The Bigger The Risk, The Bigger The Reward

Given the cryptocurrency & NFT implosions over the past few months (including various exchanges going bust and locking out customers from their accounts, values crashing, scams etc), I’ve read and heard people using the phrase “the bigger the risk, the bigger the reward” more than usual. I think it’s worth examining it a little as I think it’s used to justify decisions and behaviour that don’t seem grounded in proper financial consideration. Both “the risk” and “the reward” need to be considered as I’m not sure either are accurate ways of looking at the decisions this phrase justifies.

Big risks…but rewards?

The Risk
Risk is an interesting word in English as it’s not particularly specific. What constitutes a risk is hugely subjective. In finance there are two forms of investment risk – volatility and complete loss. These are two completely different things and represent the differences between sound investments and speculation.
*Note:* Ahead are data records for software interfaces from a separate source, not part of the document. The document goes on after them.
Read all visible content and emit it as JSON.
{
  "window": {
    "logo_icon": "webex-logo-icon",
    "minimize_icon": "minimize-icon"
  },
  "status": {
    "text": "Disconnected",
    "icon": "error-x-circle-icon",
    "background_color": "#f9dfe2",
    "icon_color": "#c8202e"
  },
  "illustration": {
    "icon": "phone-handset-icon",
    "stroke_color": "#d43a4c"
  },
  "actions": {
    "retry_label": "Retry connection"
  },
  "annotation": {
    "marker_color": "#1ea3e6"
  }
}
Volatility is largely an emotional risk – it’s very much the personal in personal finance. How calm have you been checking your investment balances this year? Or in 2008? Or in 2001? If you were (or are) invested into broad based index funds, hopefully you were super calm! This is because the day to day of the market is just noise for you. It’s largely meaningless. Volatility is nothing to get excited or worried about; it’s to be expected. You work on the (historically supported) assumption that the markets you have invested in will rise over time. There are many theories as to why this is, but ultimately the risk posed by volatility is not financial, it’s emotional. As long as you can stay the course, risk is largely down to whether you can stomach a spiky graph.

On the other hand, complete loss is a totally different form of risk. It’s not something you need to be concerned about when investing in index funds as a complete loss means that a market economy has ceased to exist – in which case you have far bigger problems to contend with! Complete loss is the form of risk associated with an asset that can lose all its value – individual stocks, cryptocurrency, NFTs, beanie babies etc. This is a huge financial risk when compared with emotionally enduring volatility, to the extent that a prudent investor must recognise the gulf between the two. Accepting the risk of complete loss doesn’t make you a particularly savvy investor, it makes you a speculator.

Volatility is a risk that can be lived with if you have basic financial literacy. Complete loss is not a risk that should be tolerated, particularly if you are as personally interested in the “RE” of “FIRE.” The phrase surely reflects embracing the speculative latter rather than the risk of volatility.

The Reward
Considering your own biases is important in understanding the implicit rewards in “the bigger the risk, the bigger the reward.”

The phrasing plays to your confirmation bias by disproportionately representing the upside of a risk. If we are considering the risk of complete loss, (certainly the bigger risk when compared to the risk of enduring volatility) then the statement should be rephrased as “the bigger the risk, the higher the probability your supposed asset will lose you money.” Doesn’t sound so upbeat now does it? The original phrasing is like a mental shortcut, bypassing the inconvenient truth that the risk of being wiped out is more likely than the reward. This is what an investor wants to avoid, not embrace! It justifies poor financial behaviour by cherry-picking probabilities.

Let’s, for a second, consider a situation where taking a big risk has seemingly paid off. In this case, the risk actually expands beyond loss – If you do go “to the moon” with an asset, but keep these as paper gains, you haven’t been rewarded. You’ve simply expanded your risk. Now you have confirmation bias playing an even larger part in decision making to increase the risk even further. The longer you hold this risky asset, the greater the probability of a market downswing taking you back to the same place you started. You have to combat your own bias – you were not a genius investor, you were a lucky speculator. You need look no further than the recently chastened crypto crowd to see the power of this bias. Unfortunately the risk did not turn to reward.

“But what if you sold the asset at the top of the market!” the speculators counter with. The thing is, the vast majority didn’t sell their cryptocurrency and NFTs several months ago. You can’t time the market! That pesky bias where you wanted to believe that the risk had paid off also feeds your sense that it was your actions, rather than luck, that caused it. Various news outlets have reported that the crypto market’s value has decreased by two thirds. Did everyone sell at the right time? Nope. Many are still holding, convinced that they’re buying a dip. Again, no rewards to be found.

If you bought cryptocurrency prior to a few months ago and felt like a genius based on your paper gains, you have probably now realised that rewards should be based in money, not ego. If your speculative asset went big, but you held on as it nosedived as fast as it grew you haven’t received a reward.

Some people have made money from all of this. They were lucky. Most have lost an awful lot and continue to do so. The idea of big risks giving big rewards so often rests on a fallacious consideration of the particular risk, combined with the bias of fixating on potential rewards despite the probabilities. It’s lying to yourself.